A study based on US census data has revealed that immigrant-owned tech firms in the United States are more innovative than US-born entrepreneur firms.
The study, which was carried out by the National Bureau of Economic Research, analysed roughly 11,000 owners of 7,400 high-tech employer businesses.
“We find uniformly higher rates of innovation in immigrant-owned firms for 15 of 16 different innovation measures; the only exception is for copyright/trademark,” the researchers stated.
The key reason why immigrant-owned companies were better at innovating was because of their “higher propensities to engage in innovation and Research and Development” compared to locally owned firms, according to the study.

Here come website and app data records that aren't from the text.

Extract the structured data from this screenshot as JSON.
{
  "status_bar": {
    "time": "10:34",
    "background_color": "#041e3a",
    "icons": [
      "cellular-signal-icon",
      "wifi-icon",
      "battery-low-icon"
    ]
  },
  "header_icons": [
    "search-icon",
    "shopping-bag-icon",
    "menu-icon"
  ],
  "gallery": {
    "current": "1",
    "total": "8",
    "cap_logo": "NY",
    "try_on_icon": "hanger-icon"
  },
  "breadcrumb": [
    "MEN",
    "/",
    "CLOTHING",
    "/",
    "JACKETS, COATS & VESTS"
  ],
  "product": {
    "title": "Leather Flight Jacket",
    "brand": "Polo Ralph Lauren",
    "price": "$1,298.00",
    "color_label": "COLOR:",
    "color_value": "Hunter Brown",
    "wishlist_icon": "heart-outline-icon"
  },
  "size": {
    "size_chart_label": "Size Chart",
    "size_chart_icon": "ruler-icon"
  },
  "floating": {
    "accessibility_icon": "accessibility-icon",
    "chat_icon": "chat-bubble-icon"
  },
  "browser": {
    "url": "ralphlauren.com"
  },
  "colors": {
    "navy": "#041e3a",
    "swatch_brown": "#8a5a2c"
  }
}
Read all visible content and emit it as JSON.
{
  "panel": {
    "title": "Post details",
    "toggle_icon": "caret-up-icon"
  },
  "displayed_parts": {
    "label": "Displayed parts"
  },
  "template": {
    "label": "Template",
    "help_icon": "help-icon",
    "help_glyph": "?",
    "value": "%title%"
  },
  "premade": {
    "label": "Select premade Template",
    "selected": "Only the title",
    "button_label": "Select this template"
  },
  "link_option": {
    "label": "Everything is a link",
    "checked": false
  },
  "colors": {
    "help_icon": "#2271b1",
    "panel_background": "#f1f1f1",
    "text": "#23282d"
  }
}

John S Earle, a professor at the George Mason University’s School of Policy and Government and one of the study’s authors, believes that this study was the first of its kind.
“There have been studies of immigration and self-employment, and there has been a little bit of research that looks at size of firms owned by immigrants,” Earle explained. “Ours is the first study that I’m aware of to look at the innovativeness of immigrant entrepreneurs.
“It appears that immigrant entrepreneurs are not replacing Americans. Instead, they are creating something new,” he added.
Ian Hathaway, the lead researcher at the Centre for American Entrepreneurship reacted to the new study with “zero surprise.”
“I would be shocked if it was any other way,” he told NBC News. “There aren’t a lot of things that economists agree on, but one thing they do agree on is the universal positive benefit immigrants have on the economy and entrepreneurship.”
The study is released at a time when President Donald Trump is pushing for a hardline strategy against illegal immigration that has resulted in a 35-day partial government shutdown and a national emergency.
US tech firms have long been vocal about the need for immigration and have consistently called for reforms to make it easier for skilled workers and entrepreneurs to enter the United States.
Article published 21st February 2019